Thursday, February 7, 2008

First Experiences in Sweden

It was just a few short months ago that I arrived in Sweden. The day I arrived is still as clear in my mind as if it was yesterday. I got off the plane after missing my first flight to the Capital of Scandinavia (more on that later) and was greeted by border control which politely took my passport which was embossed with a Swedish permit to stay in the country for study.

Whats the first thing I did when I arrived in Sweden? - well to be honest, nature called so as callus and unexciting as it seems, I "discovered" the facilities. After freshening up in what seemed like my own private hotel (again, more on that later) I departed towards customs inspection.

Of course no world traveler would be worth his salt without having done some research on their intended destination and I for one had been studying Sweden and the entire Scandinavian experience for several months before I got on that British Airways flight.

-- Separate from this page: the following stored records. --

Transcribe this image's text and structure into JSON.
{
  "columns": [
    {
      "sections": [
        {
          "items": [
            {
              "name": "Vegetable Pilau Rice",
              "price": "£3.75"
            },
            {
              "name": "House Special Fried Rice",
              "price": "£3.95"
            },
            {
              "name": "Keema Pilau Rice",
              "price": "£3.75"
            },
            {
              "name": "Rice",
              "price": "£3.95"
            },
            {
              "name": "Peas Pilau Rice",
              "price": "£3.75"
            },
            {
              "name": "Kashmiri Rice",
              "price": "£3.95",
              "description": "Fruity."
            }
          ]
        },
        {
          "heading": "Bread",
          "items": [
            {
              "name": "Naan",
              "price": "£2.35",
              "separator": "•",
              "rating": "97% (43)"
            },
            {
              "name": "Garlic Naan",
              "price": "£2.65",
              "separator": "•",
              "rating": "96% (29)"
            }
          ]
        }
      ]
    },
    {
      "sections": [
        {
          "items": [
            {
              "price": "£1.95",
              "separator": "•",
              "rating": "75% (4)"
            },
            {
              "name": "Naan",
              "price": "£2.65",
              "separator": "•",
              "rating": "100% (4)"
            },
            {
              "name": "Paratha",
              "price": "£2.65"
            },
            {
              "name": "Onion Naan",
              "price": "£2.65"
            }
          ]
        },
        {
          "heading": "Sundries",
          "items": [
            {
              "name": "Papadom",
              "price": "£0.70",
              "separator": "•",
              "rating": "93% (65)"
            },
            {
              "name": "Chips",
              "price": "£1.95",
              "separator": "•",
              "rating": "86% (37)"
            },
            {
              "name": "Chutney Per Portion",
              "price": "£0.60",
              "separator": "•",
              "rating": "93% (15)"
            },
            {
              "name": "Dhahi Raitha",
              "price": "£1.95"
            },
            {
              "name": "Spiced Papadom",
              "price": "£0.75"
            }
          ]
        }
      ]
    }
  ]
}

What I read about was how the Swedes had created what some might call a Utopia of sorts. Everything about the society maintained a balance that I personally envy. People in Sweden have the opinion that you WORK TO LIVE and not the other way around. A testimate of this fact is that Swedes work the least amount of hours in all the European Union. In fact a typical Canadian working year is based on a 2080 work hour year whereas in comparasion, a Swedish work year is approximately 1519 hours!
In actual fact, when I was working in Canada, my work hours typically consisted of getting to work at 6:30 and leaving at 6pm! I would even come in on the weekends during times where we were busy. It seems that they have figured out that delicate balance between work and personal time. This can be seen in all facets of society here:
  • There are no 24 hour grocery stores and most typically close at 8 or 9 pm
  • The liquor store is open till 5pm most days, 7 on fridays and closes at 3 on saturdays! (dont even think about Sunday, thats the day of rest)
  • Many institutions close for lunch between 12 and 1
  • My current accommodation has office hours between 8 and 9 am daily, and at no other times.
  • The underground runs until 12:30 am during the week (at least in Stockholm!)
  • Even 7-11 stores, which are very popular here, close at 11!

Kidding aside, I have to admit there is a certain understandability about the hours that Swedes keep. Family and friends are important, these things take nurturing to develop and ultimately all of this takes time. How many times have you heard of a story where one member of a household is working long hours and it ends up causing problems in the nuclear family unit. Closing shops early means that more time is spent with loved ones and ultimately these loved ones develop into well integrated members of society. The Cycle of life as it were.